When I articulate these feelings, this sense of feeling bad and guilty for having nice things, invariably someone tells me that I shouldn’t feel bad,  that I deserve these things, and that I work hard to afford them,  and that I have earned the luxury.  They’re probably right. It’s not like Joe and I are rich. We budget really carefully each month,  making decisions about where our money goes, and why.  If we want something nice, like to go out to dinner, we have to look at the money and make some decisions.  We work hard – we probably do deserve the things that we have been able to buy.  The thing is, and this is where it gets hard for me, who is to say that the guy in the supermarket who was scraping up the pennies –  Who’s to say that he doesn’t deserve the sprouted grains bread too? 

The odds are pretty good that the guy works harder than I do.  Years ago I worked at a community centre for a segment of the population that tends to be low-income, and at risk.  I was way broke back then, and while I had a grocery budget that was ridiculously low (see aforementioned pasta, apple and carrots) we were never hungry.  A lot of these people were. A lot of them would feed their kids and not themselves, because they had to make choices, and here’s the killer. Most of them had two jobs.  A full time crappy job and a part time crappy job, just to make ends barely meet. They were working way, way more hours than I was, at jobs that I think are much harder than what I was doing.  There was a voice in the back of my head back then, and it’s still there now. That voice wonders, if you deserve the money you get, if I earned the right to have nice things, then how come these people aren’t?  Do secretaries work that much harder than the guy scrubbing the toilets at the local? Does a big time baseball player work that much harder than the secretary?  I know it’s complicated, I know that people are going to say all kinds of stuff like maybe that poor person should have gotten an education, or maybe Warren Buffett really is so smart that he deserves billions of dollars, or… I don’t know. A thousand things that make it harder to quantify what people are worth – and all that stuff is true too.

The problem is that when push comes to shove, we’re all told that if you work hard and do what you’re supposed to do then you will get what you deserve, and I think living in a society that believes that? I think that’s gotta feel like total crap if you’re a 57 year old taxi driver working 60 hours a week in Toronto, trying your best to pay the bills. Especially if you’re an immigrant from a war torn country where you were a surgeon. I’m sure, if you’re that immigrant, you understand what happened, and what choices you made, and all that – but I bet it makes that taxi driver want to take people who imply that you straight up get what you deserve depending on how hard you work for a long, long ride with the fare running the whole time. 

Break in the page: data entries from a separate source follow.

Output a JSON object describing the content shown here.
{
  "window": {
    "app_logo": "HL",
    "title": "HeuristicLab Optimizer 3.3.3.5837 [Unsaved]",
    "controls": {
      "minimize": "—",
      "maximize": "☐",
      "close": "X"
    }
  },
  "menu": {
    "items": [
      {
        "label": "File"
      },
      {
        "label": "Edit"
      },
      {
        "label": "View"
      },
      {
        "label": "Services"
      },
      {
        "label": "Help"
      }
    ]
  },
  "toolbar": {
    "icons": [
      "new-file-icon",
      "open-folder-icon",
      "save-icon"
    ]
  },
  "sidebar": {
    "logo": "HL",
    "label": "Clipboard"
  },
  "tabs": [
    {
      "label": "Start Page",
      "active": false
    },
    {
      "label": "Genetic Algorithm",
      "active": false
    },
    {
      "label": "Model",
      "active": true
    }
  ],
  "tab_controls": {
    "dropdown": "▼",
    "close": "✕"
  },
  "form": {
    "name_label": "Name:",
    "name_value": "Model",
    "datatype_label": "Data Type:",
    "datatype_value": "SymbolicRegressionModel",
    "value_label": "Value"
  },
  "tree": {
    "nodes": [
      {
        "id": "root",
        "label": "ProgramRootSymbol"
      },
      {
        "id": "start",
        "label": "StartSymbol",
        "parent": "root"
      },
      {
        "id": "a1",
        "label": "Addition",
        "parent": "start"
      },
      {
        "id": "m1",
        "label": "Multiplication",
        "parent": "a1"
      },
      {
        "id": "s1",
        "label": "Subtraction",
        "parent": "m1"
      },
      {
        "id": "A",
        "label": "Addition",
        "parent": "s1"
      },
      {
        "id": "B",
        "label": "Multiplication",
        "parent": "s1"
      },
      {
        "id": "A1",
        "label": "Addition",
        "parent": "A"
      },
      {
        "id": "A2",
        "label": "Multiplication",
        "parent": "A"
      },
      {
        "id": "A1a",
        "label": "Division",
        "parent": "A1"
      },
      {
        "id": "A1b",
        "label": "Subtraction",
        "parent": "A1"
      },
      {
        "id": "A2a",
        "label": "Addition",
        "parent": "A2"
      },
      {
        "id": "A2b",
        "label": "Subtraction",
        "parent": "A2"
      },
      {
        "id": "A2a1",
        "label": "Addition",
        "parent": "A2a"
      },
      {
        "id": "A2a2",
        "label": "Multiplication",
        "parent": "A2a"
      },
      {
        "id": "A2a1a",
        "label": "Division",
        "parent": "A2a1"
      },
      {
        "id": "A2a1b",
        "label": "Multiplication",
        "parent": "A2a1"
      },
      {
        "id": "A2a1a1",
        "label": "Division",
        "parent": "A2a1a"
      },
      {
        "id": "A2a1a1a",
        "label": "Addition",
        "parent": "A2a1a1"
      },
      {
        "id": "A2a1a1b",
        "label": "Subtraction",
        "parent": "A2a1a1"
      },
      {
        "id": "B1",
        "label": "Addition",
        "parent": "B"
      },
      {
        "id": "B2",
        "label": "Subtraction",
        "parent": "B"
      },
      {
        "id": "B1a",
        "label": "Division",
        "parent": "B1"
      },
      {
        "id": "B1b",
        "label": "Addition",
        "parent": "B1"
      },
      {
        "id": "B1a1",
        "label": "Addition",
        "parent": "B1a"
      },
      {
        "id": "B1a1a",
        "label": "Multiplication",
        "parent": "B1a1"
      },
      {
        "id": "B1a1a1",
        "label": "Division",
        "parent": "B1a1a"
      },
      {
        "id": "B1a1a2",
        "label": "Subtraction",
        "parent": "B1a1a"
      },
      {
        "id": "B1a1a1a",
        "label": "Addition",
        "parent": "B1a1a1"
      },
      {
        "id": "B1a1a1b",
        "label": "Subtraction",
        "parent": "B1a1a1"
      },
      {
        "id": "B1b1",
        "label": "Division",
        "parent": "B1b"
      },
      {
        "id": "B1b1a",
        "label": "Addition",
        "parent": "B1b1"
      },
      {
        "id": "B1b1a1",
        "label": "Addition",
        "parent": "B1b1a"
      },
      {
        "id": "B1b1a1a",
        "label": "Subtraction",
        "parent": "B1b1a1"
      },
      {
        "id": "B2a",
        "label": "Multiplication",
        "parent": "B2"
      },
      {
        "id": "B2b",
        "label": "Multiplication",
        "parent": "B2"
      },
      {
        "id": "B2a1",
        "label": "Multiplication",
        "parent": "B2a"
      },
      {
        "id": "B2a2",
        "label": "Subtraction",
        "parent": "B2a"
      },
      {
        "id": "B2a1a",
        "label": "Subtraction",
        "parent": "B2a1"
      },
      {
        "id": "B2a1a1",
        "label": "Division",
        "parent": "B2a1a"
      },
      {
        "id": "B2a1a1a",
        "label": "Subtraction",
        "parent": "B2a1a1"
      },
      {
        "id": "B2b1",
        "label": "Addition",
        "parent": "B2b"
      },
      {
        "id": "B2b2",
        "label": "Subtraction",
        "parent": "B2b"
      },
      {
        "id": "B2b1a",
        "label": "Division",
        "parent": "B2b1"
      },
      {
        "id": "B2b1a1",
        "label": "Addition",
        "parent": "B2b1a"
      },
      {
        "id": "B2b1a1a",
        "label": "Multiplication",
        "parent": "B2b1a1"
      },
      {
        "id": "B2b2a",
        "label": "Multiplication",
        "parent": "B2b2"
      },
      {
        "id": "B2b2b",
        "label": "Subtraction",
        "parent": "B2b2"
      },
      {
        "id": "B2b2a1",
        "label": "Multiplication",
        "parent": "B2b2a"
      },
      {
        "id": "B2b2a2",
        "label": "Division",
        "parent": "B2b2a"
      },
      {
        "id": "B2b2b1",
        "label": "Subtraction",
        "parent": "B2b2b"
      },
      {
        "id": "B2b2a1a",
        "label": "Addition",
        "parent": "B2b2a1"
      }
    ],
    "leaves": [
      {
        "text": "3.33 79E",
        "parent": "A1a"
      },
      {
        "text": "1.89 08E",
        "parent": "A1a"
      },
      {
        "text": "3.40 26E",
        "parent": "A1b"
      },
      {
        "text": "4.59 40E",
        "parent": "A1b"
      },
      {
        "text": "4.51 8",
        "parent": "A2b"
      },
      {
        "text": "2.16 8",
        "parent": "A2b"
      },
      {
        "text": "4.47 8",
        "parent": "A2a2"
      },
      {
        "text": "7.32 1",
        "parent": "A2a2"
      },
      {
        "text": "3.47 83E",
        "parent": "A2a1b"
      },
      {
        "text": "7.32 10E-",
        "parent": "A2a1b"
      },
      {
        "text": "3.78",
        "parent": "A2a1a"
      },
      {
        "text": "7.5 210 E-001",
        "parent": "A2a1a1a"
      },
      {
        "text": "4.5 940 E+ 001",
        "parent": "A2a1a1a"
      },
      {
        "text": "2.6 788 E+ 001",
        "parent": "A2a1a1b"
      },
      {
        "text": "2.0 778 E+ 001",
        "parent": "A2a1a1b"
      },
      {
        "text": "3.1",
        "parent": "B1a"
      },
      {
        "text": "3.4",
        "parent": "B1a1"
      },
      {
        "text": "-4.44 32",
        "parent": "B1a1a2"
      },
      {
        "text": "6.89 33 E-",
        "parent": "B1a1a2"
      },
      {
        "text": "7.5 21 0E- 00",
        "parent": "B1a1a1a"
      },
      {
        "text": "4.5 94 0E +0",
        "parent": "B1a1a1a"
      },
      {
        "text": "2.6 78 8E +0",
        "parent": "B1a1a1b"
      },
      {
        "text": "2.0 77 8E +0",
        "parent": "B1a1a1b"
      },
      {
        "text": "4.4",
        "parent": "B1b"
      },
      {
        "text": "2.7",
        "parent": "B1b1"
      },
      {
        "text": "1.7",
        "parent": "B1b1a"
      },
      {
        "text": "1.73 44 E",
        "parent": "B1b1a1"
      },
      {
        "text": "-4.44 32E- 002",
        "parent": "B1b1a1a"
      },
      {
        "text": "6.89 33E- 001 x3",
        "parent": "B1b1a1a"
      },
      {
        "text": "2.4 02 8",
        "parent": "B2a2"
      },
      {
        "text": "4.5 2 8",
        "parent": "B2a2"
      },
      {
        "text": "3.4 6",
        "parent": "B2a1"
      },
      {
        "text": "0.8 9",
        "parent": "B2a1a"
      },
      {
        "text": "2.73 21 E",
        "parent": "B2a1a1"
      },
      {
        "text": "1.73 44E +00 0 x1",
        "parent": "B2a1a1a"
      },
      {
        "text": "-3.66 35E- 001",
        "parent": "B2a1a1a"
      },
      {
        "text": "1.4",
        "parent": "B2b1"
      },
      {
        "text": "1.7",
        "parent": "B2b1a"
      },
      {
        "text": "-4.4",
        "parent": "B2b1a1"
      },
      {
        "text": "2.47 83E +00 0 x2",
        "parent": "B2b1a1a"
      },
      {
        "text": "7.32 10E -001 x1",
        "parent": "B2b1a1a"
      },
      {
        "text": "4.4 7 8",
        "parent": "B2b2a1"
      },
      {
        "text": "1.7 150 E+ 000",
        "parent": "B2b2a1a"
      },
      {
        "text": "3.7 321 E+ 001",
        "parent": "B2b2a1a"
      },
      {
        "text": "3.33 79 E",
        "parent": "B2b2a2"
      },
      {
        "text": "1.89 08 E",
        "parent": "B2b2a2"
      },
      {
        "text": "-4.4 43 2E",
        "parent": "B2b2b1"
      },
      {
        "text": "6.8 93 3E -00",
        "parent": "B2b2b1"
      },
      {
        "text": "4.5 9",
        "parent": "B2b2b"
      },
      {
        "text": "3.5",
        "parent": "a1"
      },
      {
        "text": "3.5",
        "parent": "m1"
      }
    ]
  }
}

I don’t know what the answer to this sort of guilt is. I do my best to spread my good fortune around, I offer time and money to organizations that are working for a society I  would like to live in – I vote for politicians who are mostly going to do work that reflects my belief that you don’t always get what you deserve, and that sometimes circumstances or bad luck conspire against people, and that we all need a society that reflects that.  It doesn’t help much.  Mostly I still feel guilty when I have something nice. I’ve heard the argument that I’m not comfortable with nice things because my self esteem is low.  I’m willing to buy that on some level – but really, it isn’t that I don’t think I deserve a rest, or a vacation, or cashmere.  It’s that I really think that most people do- and I feel bad having something that they’re not, when they’re just as hardworking and worthy as I am.  More worthy a lot of the time.  I don’t even have to put on pants to go to work most days. 

Anyway, I apologize for the ramble.  This whole  thing was brought on by my realization that I hadn’t told you guys that I’m going on vacation next week – and then realized that I hadn’t told you because I feel guilty that I’m getting something nice.  Something nice I totally worked for, saved up for and earned – and still have really, really complex feelings about.

Guilt. Got any?